What you are asked to do: Report every line from the following entries that contains the string "devices".

[Records from a data collection]
::::::::

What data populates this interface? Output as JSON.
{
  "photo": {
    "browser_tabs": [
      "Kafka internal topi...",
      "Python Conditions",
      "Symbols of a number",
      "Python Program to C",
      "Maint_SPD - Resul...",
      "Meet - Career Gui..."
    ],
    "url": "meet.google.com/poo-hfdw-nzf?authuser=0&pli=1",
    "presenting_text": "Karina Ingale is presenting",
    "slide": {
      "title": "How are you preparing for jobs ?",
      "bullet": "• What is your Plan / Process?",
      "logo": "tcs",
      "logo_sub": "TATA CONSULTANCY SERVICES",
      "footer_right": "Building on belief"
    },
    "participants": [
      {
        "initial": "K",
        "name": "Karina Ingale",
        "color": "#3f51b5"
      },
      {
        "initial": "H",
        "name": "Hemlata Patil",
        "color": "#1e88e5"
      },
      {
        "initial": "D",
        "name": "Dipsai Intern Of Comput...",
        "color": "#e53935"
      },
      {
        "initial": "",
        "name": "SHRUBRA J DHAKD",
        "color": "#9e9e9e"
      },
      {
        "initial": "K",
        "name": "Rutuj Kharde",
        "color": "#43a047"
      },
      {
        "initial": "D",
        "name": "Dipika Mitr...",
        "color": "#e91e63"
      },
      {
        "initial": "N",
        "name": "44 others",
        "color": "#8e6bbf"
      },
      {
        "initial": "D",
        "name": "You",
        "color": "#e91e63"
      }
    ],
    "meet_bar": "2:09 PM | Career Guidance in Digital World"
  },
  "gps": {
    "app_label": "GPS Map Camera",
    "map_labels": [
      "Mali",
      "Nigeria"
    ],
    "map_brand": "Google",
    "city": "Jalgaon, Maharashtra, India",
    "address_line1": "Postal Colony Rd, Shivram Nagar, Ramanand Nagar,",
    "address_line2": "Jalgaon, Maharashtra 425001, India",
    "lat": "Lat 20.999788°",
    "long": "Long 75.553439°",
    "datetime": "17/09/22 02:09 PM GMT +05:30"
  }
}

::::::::

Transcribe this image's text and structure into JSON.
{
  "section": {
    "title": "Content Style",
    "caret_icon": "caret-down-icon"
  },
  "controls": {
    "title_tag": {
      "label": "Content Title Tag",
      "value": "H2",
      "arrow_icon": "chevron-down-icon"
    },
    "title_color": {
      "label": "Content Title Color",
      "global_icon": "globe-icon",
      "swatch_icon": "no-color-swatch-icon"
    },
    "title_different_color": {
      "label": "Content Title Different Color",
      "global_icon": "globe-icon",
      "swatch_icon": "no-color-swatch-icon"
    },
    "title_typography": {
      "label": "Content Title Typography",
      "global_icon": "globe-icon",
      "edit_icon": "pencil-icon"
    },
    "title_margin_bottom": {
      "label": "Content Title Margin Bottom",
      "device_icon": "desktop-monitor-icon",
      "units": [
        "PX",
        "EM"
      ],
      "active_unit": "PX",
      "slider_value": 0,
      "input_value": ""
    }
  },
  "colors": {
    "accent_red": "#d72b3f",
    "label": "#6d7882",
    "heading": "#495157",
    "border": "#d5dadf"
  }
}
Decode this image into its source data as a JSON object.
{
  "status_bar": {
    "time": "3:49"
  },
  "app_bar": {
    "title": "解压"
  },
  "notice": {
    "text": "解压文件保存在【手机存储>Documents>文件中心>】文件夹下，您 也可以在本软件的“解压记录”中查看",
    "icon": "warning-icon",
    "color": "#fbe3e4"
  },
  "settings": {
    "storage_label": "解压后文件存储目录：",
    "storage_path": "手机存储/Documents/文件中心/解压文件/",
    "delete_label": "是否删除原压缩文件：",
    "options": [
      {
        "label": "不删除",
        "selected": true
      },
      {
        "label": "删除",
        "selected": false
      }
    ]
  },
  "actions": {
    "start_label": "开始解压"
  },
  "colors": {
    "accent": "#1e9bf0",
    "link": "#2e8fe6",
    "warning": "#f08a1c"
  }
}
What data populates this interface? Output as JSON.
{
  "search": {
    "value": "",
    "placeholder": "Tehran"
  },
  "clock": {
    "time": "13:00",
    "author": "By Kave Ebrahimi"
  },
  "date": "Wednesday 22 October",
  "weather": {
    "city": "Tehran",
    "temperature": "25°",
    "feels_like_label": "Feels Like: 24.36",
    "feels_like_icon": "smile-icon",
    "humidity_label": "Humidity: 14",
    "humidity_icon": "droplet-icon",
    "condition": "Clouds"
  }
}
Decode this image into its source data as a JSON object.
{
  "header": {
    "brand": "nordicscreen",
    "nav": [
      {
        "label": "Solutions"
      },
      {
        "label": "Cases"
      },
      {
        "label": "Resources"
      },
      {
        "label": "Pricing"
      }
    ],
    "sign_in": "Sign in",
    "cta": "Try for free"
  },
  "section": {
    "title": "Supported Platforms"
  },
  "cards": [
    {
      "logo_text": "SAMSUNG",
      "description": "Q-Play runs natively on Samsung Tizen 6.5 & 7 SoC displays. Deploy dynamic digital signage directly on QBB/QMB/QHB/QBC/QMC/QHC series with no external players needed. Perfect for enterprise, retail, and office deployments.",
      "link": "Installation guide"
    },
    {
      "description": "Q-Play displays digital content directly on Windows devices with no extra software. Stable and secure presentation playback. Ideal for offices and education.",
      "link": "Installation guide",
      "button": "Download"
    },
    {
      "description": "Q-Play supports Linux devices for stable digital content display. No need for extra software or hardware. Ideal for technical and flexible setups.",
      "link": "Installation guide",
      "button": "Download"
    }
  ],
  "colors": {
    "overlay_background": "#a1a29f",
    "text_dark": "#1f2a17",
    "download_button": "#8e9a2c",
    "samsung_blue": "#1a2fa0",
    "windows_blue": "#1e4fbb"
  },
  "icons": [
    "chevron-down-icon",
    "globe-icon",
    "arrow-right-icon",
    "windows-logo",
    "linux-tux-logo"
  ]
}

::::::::

Solution to the problem:
      "description": "Q-Play displays digital content directly on Windows devices with no extra software. Stable and secure presentation playback. Ideal for offices and education.",
      "description": "Q-Play supports Linux devices for stable digital content display. No need for extra software or hardware. Ideal for technical and flexible setups.",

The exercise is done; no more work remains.